-------- MATERIALS PROVIDED

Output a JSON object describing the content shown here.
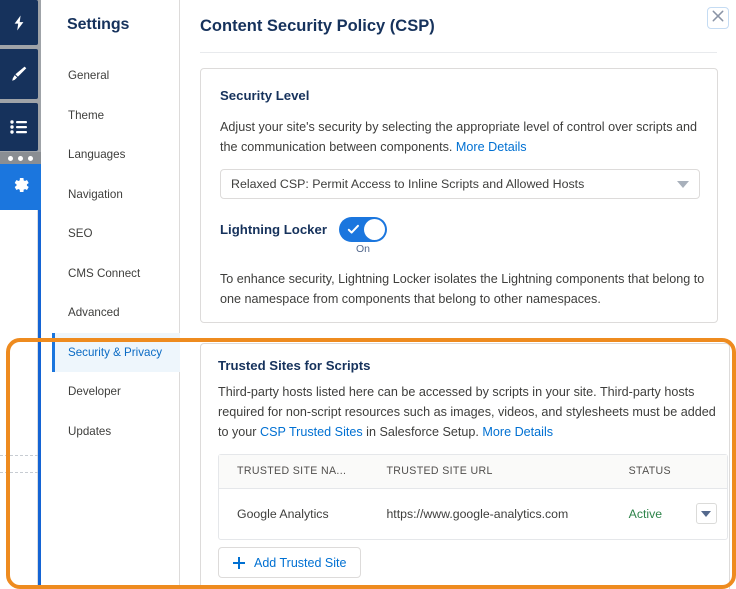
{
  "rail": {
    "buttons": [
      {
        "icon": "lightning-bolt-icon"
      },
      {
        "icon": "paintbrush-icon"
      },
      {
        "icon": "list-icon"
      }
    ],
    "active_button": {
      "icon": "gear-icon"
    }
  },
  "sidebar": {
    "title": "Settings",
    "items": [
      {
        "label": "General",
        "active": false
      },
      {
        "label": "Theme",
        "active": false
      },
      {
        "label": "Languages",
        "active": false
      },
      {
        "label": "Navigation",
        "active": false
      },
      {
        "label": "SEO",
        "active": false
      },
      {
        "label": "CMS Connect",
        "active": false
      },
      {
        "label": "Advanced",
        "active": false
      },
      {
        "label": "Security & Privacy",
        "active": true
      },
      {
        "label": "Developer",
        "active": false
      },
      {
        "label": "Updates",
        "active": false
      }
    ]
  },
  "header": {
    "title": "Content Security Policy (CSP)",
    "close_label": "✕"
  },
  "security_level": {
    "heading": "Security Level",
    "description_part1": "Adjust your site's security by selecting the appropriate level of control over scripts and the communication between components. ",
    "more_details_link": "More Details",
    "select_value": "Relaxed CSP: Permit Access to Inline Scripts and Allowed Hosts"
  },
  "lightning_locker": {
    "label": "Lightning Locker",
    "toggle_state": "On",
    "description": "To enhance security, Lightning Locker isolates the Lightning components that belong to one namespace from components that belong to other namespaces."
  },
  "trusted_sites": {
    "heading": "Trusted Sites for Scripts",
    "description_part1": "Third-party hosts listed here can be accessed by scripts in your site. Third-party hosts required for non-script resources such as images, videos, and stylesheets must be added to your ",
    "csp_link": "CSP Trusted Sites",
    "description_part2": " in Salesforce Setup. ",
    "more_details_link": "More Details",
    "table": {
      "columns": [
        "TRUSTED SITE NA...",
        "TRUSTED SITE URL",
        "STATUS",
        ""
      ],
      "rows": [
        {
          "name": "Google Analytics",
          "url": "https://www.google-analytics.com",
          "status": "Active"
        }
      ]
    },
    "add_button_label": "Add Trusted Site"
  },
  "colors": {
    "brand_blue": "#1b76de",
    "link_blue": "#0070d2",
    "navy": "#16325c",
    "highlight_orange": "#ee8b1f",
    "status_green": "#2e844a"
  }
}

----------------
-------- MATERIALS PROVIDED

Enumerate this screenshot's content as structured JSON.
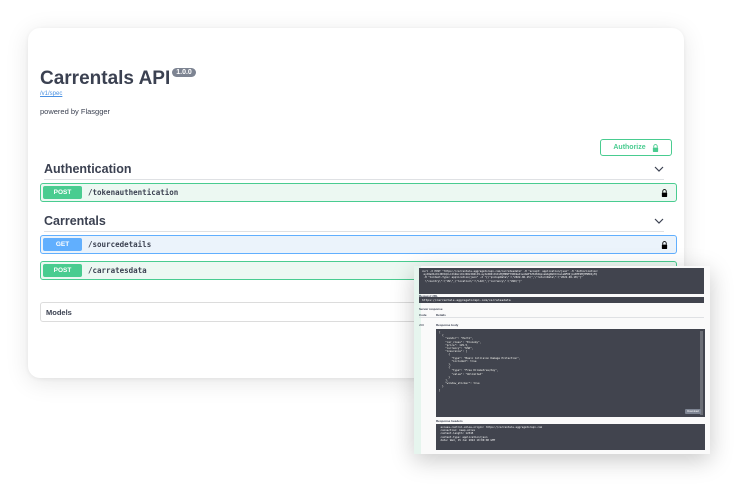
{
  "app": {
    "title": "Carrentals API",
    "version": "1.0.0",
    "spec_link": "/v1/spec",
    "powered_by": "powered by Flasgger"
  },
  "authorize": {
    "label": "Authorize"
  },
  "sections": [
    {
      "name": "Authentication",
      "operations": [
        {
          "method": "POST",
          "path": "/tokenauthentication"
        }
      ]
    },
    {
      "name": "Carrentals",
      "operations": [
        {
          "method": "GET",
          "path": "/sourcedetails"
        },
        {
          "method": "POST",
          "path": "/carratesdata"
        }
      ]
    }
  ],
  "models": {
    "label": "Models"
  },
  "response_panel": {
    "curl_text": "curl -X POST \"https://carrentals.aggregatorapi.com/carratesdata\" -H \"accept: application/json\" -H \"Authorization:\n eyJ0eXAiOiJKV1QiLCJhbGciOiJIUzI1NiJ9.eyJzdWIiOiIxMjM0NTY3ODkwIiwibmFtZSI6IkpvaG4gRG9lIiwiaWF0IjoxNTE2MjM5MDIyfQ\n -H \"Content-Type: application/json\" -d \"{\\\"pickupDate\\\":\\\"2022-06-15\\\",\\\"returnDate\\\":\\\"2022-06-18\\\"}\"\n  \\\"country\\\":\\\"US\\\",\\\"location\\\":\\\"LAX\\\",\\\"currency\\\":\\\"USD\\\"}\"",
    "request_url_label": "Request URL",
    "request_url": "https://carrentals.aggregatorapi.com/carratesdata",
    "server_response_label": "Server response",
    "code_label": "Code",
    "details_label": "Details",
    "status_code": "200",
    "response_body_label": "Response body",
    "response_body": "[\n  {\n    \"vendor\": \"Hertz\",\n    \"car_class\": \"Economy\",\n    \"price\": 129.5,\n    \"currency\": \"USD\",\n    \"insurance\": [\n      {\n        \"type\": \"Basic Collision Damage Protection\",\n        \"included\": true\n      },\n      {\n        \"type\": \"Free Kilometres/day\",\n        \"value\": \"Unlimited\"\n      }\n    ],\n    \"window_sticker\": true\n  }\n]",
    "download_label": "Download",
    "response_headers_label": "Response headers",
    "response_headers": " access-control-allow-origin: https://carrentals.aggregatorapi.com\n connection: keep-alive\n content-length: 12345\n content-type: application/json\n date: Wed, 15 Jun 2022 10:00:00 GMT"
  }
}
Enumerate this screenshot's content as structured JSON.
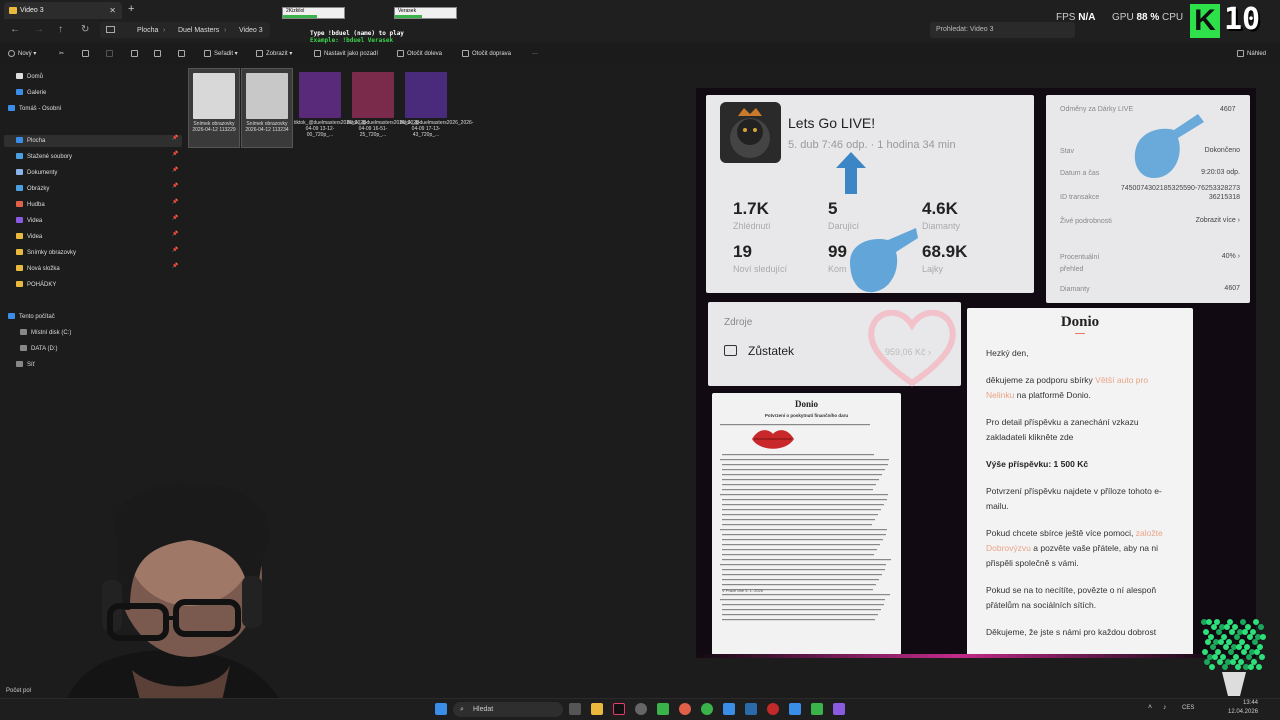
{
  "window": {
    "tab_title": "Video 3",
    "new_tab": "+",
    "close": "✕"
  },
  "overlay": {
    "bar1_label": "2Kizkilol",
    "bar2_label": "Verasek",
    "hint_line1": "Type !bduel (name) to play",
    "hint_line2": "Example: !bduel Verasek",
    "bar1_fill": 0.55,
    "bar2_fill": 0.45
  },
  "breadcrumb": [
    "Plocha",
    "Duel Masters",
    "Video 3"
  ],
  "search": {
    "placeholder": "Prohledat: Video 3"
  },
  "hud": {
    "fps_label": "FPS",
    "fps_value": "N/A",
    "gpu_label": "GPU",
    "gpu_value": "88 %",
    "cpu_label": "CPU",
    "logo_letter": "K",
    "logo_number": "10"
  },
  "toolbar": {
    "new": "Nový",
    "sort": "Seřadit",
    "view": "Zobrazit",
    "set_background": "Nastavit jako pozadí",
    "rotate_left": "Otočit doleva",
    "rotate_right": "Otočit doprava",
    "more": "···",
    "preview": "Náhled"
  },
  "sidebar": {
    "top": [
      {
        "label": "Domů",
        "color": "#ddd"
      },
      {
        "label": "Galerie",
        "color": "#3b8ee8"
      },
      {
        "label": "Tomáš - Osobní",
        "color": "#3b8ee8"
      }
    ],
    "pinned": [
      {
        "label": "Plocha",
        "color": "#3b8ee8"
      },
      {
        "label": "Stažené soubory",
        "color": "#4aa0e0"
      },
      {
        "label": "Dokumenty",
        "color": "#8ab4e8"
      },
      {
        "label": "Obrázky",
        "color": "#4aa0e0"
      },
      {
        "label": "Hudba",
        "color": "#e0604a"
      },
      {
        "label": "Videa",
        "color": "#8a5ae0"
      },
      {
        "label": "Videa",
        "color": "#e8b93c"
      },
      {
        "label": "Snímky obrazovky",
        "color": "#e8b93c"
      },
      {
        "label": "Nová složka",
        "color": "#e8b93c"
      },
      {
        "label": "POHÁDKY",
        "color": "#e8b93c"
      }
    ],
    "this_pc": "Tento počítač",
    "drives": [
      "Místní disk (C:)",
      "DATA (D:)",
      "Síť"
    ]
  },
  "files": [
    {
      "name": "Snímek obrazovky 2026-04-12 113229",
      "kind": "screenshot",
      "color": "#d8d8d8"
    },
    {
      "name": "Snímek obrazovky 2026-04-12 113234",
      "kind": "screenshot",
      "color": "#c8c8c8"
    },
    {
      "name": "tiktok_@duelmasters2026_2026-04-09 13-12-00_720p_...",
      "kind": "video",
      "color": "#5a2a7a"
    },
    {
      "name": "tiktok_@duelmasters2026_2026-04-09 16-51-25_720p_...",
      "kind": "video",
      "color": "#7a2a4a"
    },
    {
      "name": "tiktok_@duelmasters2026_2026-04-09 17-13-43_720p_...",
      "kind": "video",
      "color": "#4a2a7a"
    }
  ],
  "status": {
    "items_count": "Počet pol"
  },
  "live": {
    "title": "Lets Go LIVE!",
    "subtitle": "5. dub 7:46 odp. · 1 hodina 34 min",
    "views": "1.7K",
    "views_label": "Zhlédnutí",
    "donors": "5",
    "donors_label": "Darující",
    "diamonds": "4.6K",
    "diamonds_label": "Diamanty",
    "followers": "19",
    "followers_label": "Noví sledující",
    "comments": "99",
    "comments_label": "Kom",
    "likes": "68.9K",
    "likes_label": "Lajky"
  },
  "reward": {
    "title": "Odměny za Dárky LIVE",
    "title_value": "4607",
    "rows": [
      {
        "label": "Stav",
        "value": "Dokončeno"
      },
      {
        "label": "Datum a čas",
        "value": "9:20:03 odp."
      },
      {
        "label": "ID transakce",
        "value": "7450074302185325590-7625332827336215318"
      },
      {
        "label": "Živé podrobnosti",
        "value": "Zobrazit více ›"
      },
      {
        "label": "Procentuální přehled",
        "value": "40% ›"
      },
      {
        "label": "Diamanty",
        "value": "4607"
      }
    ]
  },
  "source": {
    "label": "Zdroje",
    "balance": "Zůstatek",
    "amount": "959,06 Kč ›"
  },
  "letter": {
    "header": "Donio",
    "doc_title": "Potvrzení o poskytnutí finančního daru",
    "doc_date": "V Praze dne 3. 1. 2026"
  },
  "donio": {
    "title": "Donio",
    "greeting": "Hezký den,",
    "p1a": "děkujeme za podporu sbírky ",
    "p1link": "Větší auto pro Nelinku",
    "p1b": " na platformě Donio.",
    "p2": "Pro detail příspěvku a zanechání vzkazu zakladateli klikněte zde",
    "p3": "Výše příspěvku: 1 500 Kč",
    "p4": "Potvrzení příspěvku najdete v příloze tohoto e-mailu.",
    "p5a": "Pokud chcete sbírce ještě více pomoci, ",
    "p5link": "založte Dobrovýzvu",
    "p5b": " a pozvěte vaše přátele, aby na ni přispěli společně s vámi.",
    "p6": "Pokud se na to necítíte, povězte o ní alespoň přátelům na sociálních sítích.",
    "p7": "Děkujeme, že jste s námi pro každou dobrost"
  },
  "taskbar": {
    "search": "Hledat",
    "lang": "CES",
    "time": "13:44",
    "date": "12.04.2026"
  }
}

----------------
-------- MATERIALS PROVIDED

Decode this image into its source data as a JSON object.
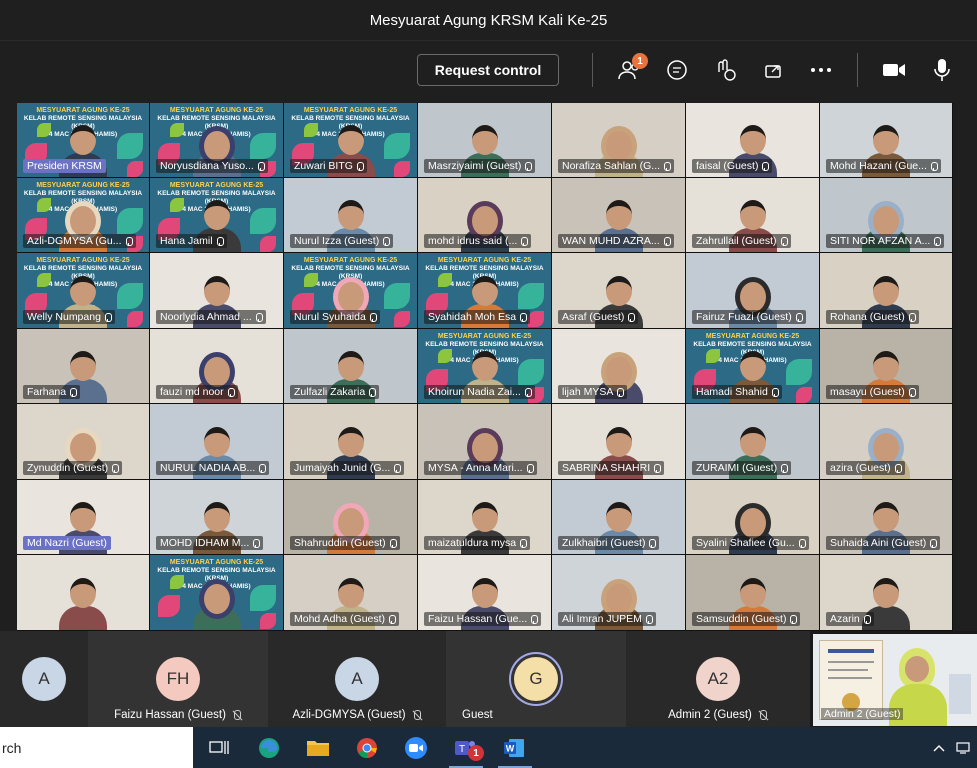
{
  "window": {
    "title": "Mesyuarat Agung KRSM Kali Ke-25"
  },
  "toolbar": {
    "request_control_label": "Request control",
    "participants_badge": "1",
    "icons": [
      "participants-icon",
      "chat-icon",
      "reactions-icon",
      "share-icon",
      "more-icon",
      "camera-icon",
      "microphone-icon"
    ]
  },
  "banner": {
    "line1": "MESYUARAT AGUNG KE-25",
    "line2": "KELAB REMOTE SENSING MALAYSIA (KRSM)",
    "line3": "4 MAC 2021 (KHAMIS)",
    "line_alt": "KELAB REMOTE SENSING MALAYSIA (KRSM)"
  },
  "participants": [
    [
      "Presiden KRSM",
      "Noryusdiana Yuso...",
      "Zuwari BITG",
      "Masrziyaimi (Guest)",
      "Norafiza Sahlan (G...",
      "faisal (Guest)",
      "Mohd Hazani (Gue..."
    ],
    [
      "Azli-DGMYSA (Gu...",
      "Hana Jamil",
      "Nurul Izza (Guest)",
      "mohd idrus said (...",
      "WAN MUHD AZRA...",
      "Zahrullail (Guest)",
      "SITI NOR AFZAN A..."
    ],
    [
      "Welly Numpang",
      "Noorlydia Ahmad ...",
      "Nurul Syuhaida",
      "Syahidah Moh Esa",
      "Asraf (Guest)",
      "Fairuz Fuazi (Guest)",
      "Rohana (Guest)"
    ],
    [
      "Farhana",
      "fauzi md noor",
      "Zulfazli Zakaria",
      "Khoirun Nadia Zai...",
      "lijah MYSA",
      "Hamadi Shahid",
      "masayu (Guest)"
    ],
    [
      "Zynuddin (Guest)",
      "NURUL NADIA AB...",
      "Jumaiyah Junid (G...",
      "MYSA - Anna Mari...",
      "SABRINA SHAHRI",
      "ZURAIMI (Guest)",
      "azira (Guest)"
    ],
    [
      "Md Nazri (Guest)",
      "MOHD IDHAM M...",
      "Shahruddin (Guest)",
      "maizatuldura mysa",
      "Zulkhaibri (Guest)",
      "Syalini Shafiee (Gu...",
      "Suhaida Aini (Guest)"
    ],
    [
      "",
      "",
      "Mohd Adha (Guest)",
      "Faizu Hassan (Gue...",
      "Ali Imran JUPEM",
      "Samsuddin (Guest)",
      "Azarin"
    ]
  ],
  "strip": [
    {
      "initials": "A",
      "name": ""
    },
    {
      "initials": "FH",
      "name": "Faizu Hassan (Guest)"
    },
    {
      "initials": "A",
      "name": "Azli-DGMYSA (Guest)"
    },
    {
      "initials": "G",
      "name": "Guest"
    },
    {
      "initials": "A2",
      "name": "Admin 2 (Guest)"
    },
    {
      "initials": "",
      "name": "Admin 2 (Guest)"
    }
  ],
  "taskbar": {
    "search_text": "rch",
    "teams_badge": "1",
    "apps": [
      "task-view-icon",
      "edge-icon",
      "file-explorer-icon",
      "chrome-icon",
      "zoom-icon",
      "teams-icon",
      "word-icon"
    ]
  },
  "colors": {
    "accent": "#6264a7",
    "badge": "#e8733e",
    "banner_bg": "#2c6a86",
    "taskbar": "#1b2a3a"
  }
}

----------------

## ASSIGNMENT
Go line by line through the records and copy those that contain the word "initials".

## YOUR RESPONSE
      "initials": "A",
      "initials": "FH",
      "initials": "A",
      "initials": "G",
      "initials": "A2",
      "initials": "",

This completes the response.